[Task directions]
Your response should be every line of the data, written out exactly.

Component data from apps and pages:
========
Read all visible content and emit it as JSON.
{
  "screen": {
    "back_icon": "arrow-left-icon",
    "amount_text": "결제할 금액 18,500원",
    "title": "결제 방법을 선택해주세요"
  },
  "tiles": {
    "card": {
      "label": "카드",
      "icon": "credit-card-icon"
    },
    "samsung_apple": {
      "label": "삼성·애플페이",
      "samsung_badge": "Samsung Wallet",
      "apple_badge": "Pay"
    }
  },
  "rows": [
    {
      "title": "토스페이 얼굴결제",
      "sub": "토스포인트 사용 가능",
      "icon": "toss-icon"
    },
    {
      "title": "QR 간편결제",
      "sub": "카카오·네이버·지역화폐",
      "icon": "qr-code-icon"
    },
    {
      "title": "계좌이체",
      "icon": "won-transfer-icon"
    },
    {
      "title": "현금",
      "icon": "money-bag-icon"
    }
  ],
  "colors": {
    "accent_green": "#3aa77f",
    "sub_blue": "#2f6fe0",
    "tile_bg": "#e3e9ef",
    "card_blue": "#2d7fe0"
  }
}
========
[Written response]
Read all visible content and emit it as JSON.
{
  "screen": {
    "back_icon": "arrow-left-icon",
    "amount_text": "결제할 금액 18,500원",
    "title": "결제 방법을 선택해주세요"
  },
  "tiles": {
    "card": {
      "label": "카드",
      "icon": "credit-card-icon"
    },
    "samsung_apple": {
      "label": "삼성·애플페이",
      "samsung_badge": "Samsung Wallet",
      "apple_badge": "Pay"
    }
  },
  "rows": [
    {
      "title": "토스페이 얼굴결제",
      "sub": "토스포인트 사용 가능",
      "icon": "toss-icon"
    },
    {
      "title": "QR 간편결제",
      "sub": "카카오·네이버·지역화폐",
      "icon": "qr-code-icon"
    },
    {
      "title": "계좌이체",
      "icon": "won-transfer-icon"
    },
    {
      "title": "현금",
      "icon": "money-bag-icon"
    }
  ],
  "colors": {
    "accent_green": "#3aa77f",
    "sub_blue": "#2f6fe0",
    "tile_bg": "#e3e9ef",
    "card_blue": "#2d7fe0"
  }
}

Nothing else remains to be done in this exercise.